An example: recently I was talking to a relative, and she referred to a cousin who “nebach”, married a non-Jew. As is her wont, she said this in a low voice as if mourning a tragedy. I used to think the same way. Anyone who intermarried was destroying the Jewish people, and voluntarily doing Hitler’s work.

But as an adult, I got to know people who were intermarried. And you know what? Most of them are happy, raising well adjusted kids, and leading a meaningful lifestyle in their own way. Many of them even raise their kids with a strong Jewish identity, with the non-Jewish spouse attending synagogue along with the rest of the family.

And so I realized, why is it my place to judge these people and say that they’ve taken the wrong path in life? Am I so arrogant that I know the one and only true path and that they’ve abandoned their only route to some heavenly salvation? Why not just be happy for them that they’ve found happiness, something that’s hard to find in this world for so many people?

So what do I do with the halachic opposition to intermarriage?

One possible solution is to dig down deep into the mists of early Judaism and argue that the Torah doesn’t really prohibit intermarriage and that it’s all a Rabbinic innovation. And there may be some truth to that. But I’m a firm believer in Judaism as an evolving religion.

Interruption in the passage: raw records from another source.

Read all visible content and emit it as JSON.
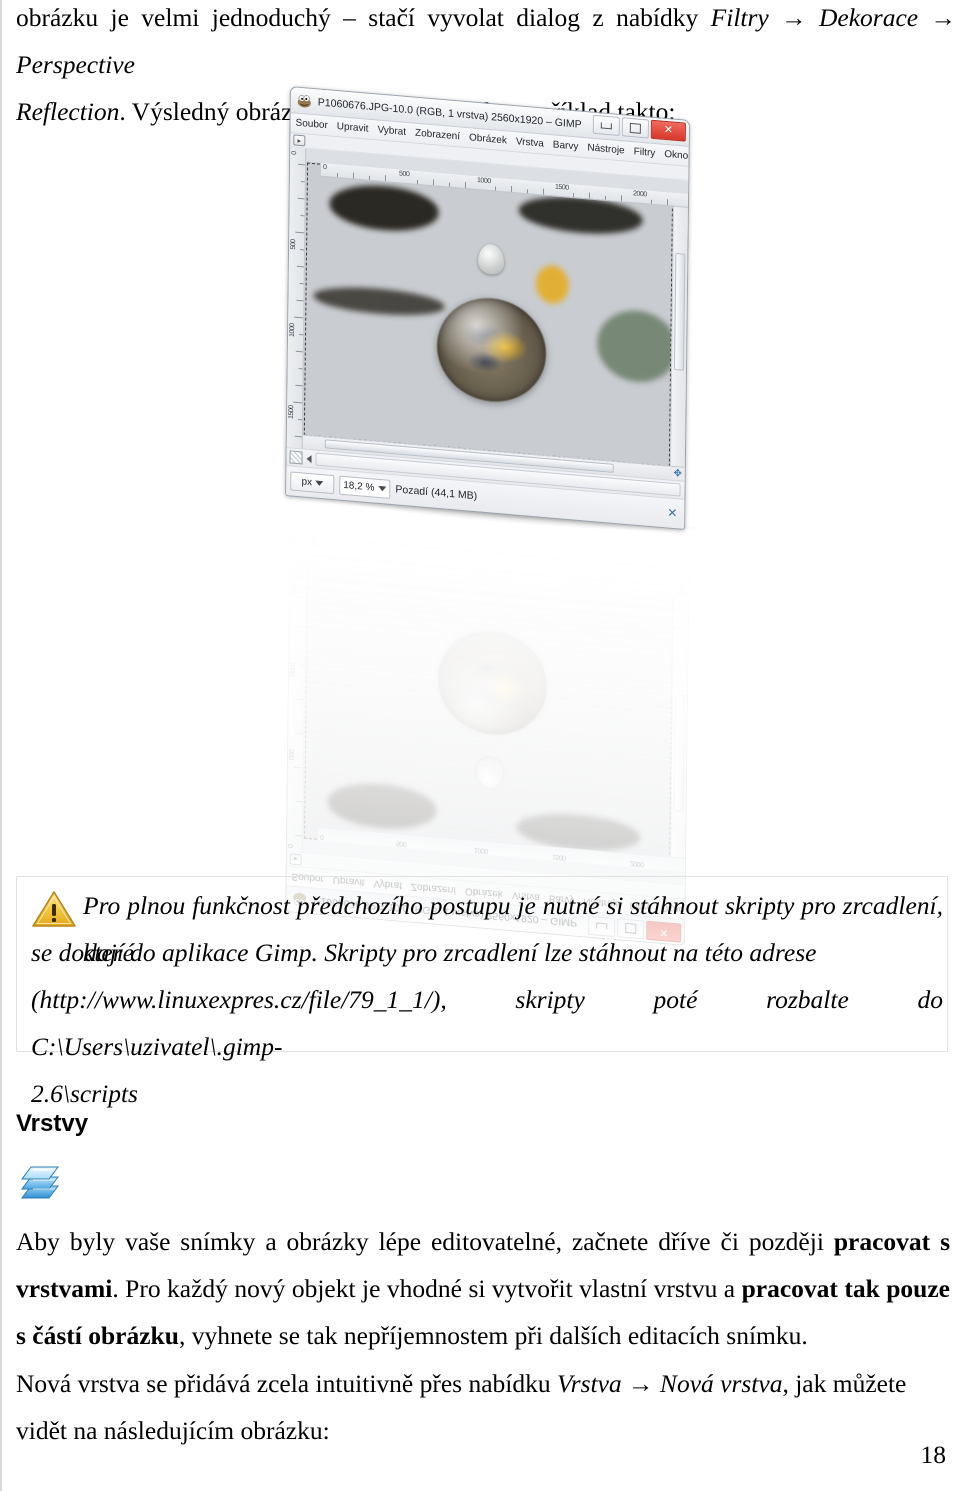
{
  "document": {
    "page_number": "18",
    "intro_paragraph": {
      "line1_pre": "obrázku je velmi jednoduchý – stačí vyvolat dialog z nabídky ",
      "line1_menu": "Filtry → Dekorace → Perspective",
      "line2_menu": "Reflection",
      "line2_post": ". Výsledný obrázek pak může vypadat například takto:"
    },
    "note": {
      "icon": "warning-triangle-icon",
      "line1": "Pro plnou funkčnost předchozího postupu je nutné si stáhnout skripty pro zrcadlení, které",
      "line2": "se dodají do aplikace Gimp. Skripty pro zrcadlení lze stáhnout na této adrese",
      "line3": "(http://www.linuxexpres.cz/file/79_1_1/), skripty poté rozbalte do C:\\Users\\uzivatel\\.gimp-",
      "line4": "2.6\\scripts"
    },
    "section": {
      "heading": "Vrstvy",
      "icon": "layers-stack-icon"
    },
    "paragraph_aby": {
      "part1": "Aby byly vaše snímky a obrázky lépe editovatelné, začnete dříve či později ",
      "bold1": "pracovat s vrstvami",
      "part2": ". Pro každý nový objekt je vhodné si vytvořit vlastní vrstvu a ",
      "bold2": "pracovat tak pouze s částí obrázku",
      "part3": ", vyhnete se tak nepříjemnostem při dalších editacích snímku."
    },
    "paragraph_nova": {
      "part1": "Nová vrstva se přidává zcela intuitivně přes nabídku ",
      "italic1": "Vrstva → Nová vrstva",
      "part2": ", jak můžete vidět na následujícím obrázku:"
    }
  },
  "figure": {
    "caption_semantic": "gimp-window-perspective-reflection",
    "gimp_window": {
      "title": "P1060676.JPG-10.0 (RGB, 1 vrstva) 2560x1920 – GIMP",
      "app_icon": "wilber-icon",
      "window_controls": {
        "minimize": "minimize-icon",
        "maximize": "maximize-icon",
        "close": "✕"
      },
      "menu": [
        "Soubor",
        "Upravit",
        "Vybrat",
        "Zobrazení",
        "Obrázek",
        "Vrstva",
        "Barvy",
        "Nástroje",
        "Filtry",
        "Okno"
      ],
      "horizontal_ruler_labels": [
        "0",
        "500",
        "1000",
        "1500",
        "2000"
      ],
      "vertical_ruler_labels": [
        "0",
        "500",
        "1000",
        "1500"
      ],
      "statusbar": {
        "unit": "px",
        "zoom": "18,2 %",
        "layer_info": "Pozadí (44,1 MB)"
      }
    }
  },
  "colors": {
    "warning_fill": "#f5c63c",
    "warning_stroke": "#b5871a",
    "layers_blue": "#4fa6e0",
    "layers_blue_light": "#bfe3f7",
    "close_button_red": "#d8372a",
    "page_background": "#ffffff",
    "text": "#000000"
  }
}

And as such, it would be disingenuous to claim that traditional Judaism hasn’t had a major problem with intermarriage for at least 1 ½ millennia. And in any case, if I use that sort of argument, I’m boxing myself in and making it a requirement to find some sort of historical-religious justification for any personal moral value I hold that on the surface disagrees with tradition.

Instead, I prefer to concede that, yes,Rabbinic Judaism prohibits marriage to a non-Jew who hasn’t sincerely converted. But that’s irrelevant. I’m not intermarried and so it’s not a personal issue. And the Torah’s opposition? It is what it is. But I, as a human being with values that are a result of my almost 40 years of life experience, see nothing wrong with it for other people who’ve chosen that path. I don’t uphold it as an ideal, but once they’ve chosen such a romantic partnership, let them be happy! So I’ve gone to weddings and danced for Jewish brides and non-Jewish grooms and vice versa, and celebrated their unions. The Torah may say it’s wrong, but so what? Not every one of my values has to be from the Torah.

I have a similar attitude towards homosexuality. Admittedly, I’m not gay, so I can’t really understand the struggle that a gay Jew who was raised Orthodox must go through. Still, I can’t deny that the Torah calls homosexuality “toevah”, often translated as “abomination.” But when it comes to my gay friends? As long as they’re happy, I’m happy for them.

A few years ago, a co-worker to who I was close died young. Her funeral was held in a catholic church. I felt no need to ask a Rav whether I was allowed to enter for the funeral, because the answer would have been irrelevant. It was far more important to attend her funeral and be there to say goodbye in the manner her family chose.

It seems to me that giving over all of one’s decisions to what the Torah says (or some Rav’s interpretation of what it says) makes one a poorer human being. Struggling with ethical dilemmas and thinking for oneself, based on the richness of one’s own experience is part of life. And I think even most Charedim absorb ethical ideals from contemporary notions even as they deny it. For example, the Torah talks about slavery (yes, yes, I know the apologetics, it’s indentured servitude, not much better), but do any Charedim believe in slavery? Wouldn’t most recoil at the idea? We all get our morals, values, and ethics from various sources, often unconsciously.

So where does your value system come from?